The records below are to be repeated in full, exactly as they are.

** Opening Recorded data block **

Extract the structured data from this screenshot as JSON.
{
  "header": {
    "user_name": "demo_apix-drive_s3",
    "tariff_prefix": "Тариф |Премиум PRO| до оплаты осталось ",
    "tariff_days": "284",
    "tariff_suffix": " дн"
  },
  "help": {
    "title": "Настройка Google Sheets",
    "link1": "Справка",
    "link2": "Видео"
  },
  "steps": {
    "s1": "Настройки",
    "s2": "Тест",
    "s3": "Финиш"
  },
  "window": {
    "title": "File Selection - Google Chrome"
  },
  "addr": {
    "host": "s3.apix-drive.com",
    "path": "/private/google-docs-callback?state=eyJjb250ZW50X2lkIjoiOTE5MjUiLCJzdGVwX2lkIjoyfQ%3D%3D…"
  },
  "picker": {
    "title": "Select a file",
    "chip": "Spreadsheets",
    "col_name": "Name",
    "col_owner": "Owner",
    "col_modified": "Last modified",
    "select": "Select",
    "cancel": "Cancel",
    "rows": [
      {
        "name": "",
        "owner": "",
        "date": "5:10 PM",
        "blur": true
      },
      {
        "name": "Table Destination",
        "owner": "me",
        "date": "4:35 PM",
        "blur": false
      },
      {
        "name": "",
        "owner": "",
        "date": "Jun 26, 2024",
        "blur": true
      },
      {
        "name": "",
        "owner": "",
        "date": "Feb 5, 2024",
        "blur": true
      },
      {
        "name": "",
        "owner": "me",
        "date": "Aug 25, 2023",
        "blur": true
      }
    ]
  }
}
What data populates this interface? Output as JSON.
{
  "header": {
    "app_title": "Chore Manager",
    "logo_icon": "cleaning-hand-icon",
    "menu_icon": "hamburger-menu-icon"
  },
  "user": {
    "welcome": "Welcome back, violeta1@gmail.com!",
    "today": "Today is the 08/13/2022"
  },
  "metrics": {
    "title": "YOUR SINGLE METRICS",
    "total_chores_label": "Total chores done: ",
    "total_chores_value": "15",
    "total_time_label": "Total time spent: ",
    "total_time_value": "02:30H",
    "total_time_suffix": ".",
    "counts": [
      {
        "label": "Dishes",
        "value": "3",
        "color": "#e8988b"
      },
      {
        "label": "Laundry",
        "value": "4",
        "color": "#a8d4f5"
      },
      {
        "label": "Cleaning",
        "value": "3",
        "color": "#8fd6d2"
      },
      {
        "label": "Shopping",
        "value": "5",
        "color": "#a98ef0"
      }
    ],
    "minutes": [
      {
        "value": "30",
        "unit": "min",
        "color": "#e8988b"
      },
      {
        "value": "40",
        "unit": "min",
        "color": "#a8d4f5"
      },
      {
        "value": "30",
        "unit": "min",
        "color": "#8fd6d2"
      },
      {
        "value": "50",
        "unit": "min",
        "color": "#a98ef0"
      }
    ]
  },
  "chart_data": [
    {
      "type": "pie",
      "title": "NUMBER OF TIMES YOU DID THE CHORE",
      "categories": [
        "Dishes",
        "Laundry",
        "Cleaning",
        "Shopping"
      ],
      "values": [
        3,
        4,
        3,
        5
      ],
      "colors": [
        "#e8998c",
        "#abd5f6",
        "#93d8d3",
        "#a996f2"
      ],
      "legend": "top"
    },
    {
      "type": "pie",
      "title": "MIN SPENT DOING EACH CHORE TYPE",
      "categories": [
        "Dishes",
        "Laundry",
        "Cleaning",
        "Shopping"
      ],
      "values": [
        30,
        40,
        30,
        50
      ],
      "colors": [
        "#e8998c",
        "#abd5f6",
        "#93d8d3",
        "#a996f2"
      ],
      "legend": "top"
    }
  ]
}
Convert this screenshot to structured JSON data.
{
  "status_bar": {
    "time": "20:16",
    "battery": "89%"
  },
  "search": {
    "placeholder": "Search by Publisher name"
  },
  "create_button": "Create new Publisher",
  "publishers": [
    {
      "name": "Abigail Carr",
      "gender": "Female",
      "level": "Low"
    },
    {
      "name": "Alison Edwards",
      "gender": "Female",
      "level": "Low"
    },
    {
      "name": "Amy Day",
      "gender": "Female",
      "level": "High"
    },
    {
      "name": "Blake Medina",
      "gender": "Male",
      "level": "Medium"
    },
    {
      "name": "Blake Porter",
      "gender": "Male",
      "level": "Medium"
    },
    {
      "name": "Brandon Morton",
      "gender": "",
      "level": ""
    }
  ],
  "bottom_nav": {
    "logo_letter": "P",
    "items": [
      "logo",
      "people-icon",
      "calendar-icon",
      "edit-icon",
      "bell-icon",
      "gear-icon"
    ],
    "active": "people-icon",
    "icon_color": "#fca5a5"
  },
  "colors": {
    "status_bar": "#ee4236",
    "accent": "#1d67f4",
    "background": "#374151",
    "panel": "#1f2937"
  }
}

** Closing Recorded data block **

Result for this task:
Extract the structured data from this screenshot as JSON.
{
  "header": {
    "user_name": "demo_apix-drive_s3",
    "tariff_prefix": "Тариф |Премиум PRO| до оплаты осталось ",
    "tariff_days": "284",
    "tariff_suffix": " дн"
  },
  "help": {
    "title": "Настройка Google Sheets",
    "link1": "Справка",
    "link2": "Видео"
  },
  "steps": {
    "s1": "Настройки",
    "s2": "Тест",
    "s3": "Финиш"
  },
  "window": {
    "title": "File Selection - Google Chrome"
  },
  "addr": {
    "host": "s3.apix-drive.com",
    "path": "/private/google-docs-callback?state=eyJjb250ZW50X2lkIjoiOTE5MjUiLCJzdGVwX2lkIjoyfQ%3D%3D…"
  },
  "picker": {
    "title": "Select a file",
    "chip": "Spreadsheets",
    "col_name": "Name",
    "col_owner": "Owner",
    "col_modified": "Last modified",
    "select": "Select",
    "cancel": "Cancel",
    "rows": [
      {
        "name": "",
        "owner": "",
        "date": "5:10 PM",
        "blur": true
      },
      {
        "name": "Table Destination",
        "owner": "me",
        "date": "4:35 PM",
        "blur": false
      },
      {
        "name": "",
        "owner": "",
        "date": "Jun 26, 2024",
        "blur": true
      },
      {
        "name": "",
        "owner": "",
        "date": "Feb 5, 2024",
        "blur": true
      },
      {
        "name": "",
        "owner": "me",
        "date": "Aug 25, 2023",
        "blur": true
      }
    ]
  }
}
What data populates this interface? Output as JSON.
{
  "header": {
    "app_title": "Chore Manager",
    "logo_icon": "cleaning-hand-icon",
    "menu_icon": "hamburger-menu-icon"
  },
  "user": {
    "welcome": "Welcome back, violeta1@gmail.com!",
    "today": "Today is the 08/13/2022"
  },
  "metrics": {
    "title": "YOUR SINGLE METRICS",
    "total_chores_label": "Total chores done: ",
    "total_chores_value": "15",
    "total_time_label": "Total time spent: ",
    "total_time_value": "02:30H",
    "total_time_suffix": ".",
    "counts": [
      {
        "label": "Dishes",
        "value": "3",
        "color": "#e8988b"
      },
      {
        "label": "Laundry",
        "value": "4",
        "color": "#a8d4f5"
      },
      {
        "label": "Cleaning",
        "value": "3",
        "color": "#8fd6d2"
      },
      {
        "label": "Shopping",
        "value": "5",
        "color": "#a98ef0"
      }
    ],
    "minutes": [
      {
        "value": "30",
        "unit": "min",
        "color": "#e8988b"
      },
      {
        "value": "40",
        "unit": "min",
        "color": "#a8d4f5"
      },
      {
        "value": "30",
        "unit": "min",
        "color": "#8fd6d2"
      },
      {
        "value": "50",
        "unit": "min",
        "color": "#a98ef0"
      }
    ]
  },
  "chart_data": [
    {
      "type": "pie",
      "title": "NUMBER OF TIMES YOU DID THE CHORE",
      "categories": [
        "Dishes",
        "Laundry",
        "Cleaning",
        "Shopping"
      ],
      "values": [
        3,
        4,
        3,
        5
      ],
      "colors": [
        "#e8998c",
        "#abd5f6",
        "#93d8d3",
        "#a996f2"
      ],
      "legend": "top"
    },
    {
      "type": "pie",
      "title": "MIN SPENT DOING EACH CHORE TYPE",
      "categories": [
        "Dishes",
        "Laundry",
        "Cleaning",
        "Shopping"
      ],
      "values": [
        30,
        40,
        30,
        50
      ],
      "colors": [
        "#e8998c",
        "#abd5f6",
        "#93d8d3",
        "#a996f2"
      ],
      "legend": "top"
    }
  ]
}
Convert this screenshot to structured JSON data.
{
  "status_bar": {
    "time": "20:16",
    "battery": "89%"
  },
  "search": {
    "placeholder": "Search by Publisher name"
  },
  "create_button": "Create new Publisher",
  "publishers": [
    {
      "name": "Abigail Carr",
      "gender": "Female",
      "level": "Low"
    },
    {
      "name": "Alison Edwards",
      "gender": "Female",
      "level": "Low"
    },
    {
      "name": "Amy Day",
      "gender": "Female",
      "level": "High"
    },
    {
      "name": "Blake Medina",
      "gender": "Male",
      "level": "Medium"
    },
    {
      "name": "Blake Porter",
      "gender": "Male",
      "level": "Medium"
    },
    {
      "name": "Brandon Morton",
      "gender": "",
      "level": ""
    }
  ],
  "bottom_nav": {
    "logo_letter": "P",
    "items": [
      "logo",
      "people-icon",
      "calendar-icon",
      "edit-icon",
      "bell-icon",
      "gear-icon"
    ],
    "active": "people-icon",
    "icon_color": "#fca5a5"
  },
  "colors": {
    "status_bar": "#ee4236",
    "accent": "#1d67f4",
    "background": "#374151",
    "panel": "#1f2937"
  }
}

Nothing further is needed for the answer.